How to complete this task:
An exact reprint of the data below is required, line for line.

Supplied material:
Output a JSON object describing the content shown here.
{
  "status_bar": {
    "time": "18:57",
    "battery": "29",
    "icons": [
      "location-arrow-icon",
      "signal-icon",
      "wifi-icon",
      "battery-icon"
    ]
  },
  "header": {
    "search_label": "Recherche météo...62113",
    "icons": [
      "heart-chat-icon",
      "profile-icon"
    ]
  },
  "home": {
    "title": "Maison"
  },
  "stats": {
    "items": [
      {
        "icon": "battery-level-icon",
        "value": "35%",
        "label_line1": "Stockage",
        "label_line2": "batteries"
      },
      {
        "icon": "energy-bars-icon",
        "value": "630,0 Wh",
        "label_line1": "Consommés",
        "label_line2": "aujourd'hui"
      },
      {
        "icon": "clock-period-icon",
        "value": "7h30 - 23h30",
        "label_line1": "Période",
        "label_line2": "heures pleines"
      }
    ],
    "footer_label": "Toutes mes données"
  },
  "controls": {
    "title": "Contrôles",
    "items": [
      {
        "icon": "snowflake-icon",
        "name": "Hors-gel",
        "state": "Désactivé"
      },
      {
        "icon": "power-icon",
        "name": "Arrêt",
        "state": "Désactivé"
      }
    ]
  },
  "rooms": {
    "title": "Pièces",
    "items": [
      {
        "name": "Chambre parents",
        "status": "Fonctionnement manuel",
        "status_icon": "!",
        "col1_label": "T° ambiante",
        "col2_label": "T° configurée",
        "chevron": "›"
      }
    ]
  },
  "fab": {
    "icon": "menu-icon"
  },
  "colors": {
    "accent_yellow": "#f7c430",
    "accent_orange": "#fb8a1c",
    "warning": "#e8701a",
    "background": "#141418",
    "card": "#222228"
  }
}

Exercise response:
Output a JSON object describing the content shown here.
{
  "status_bar": {
    "time": "18:57",
    "battery": "29",
    "icons": [
      "location-arrow-icon",
      "signal-icon",
      "wifi-icon",
      "battery-icon"
    ]
  },
  "header": {
    "search_label": "Recherche météo...62113",
    "icons": [
      "heart-chat-icon",
      "profile-icon"
    ]
  },
  "home": {
    "title": "Maison"
  },
  "stats": {
    "items": [
      {
        "icon": "battery-level-icon",
        "value": "35%",
        "label_line1": "Stockage",
        "label_line2": "batteries"
      },
      {
        "icon": "energy-bars-icon",
        "value": "630,0 Wh",
        "label_line1": "Consommés",
        "label_line2": "aujourd'hui"
      },
      {
        "icon": "clock-period-icon",
        "value": "7h30 - 23h30",
        "label_line1": "Période",
        "label_line2": "heures pleines"
      }
    ],
    "footer_label": "Toutes mes données"
  },
  "controls": {
    "title": "Contrôles",
    "items": [
      {
        "icon": "snowflake-icon",
        "name": "Hors-gel",
        "state": "Désactivé"
      },
      {
        "icon": "power-icon",
        "name": "Arrêt",
        "state": "Désactivé"
      }
    ]
  },
  "rooms": {
    "title": "Pièces",
    "items": [
      {
        "name": "Chambre parents",
        "status": "Fonctionnement manuel",
        "status_icon": "!",
        "col1_label": "T° ambiante",
        "col2_label": "T° configurée",
        "chevron": "›"
      }
    ]
  },
  "fab": {
    "icon": "menu-icon"
  },
  "colors": {
    "accent_yellow": "#f7c430",
    "accent_orange": "#fb8a1c",
    "warning": "#e8701a",
    "background": "#141418",
    "card": "#222228"
  }
}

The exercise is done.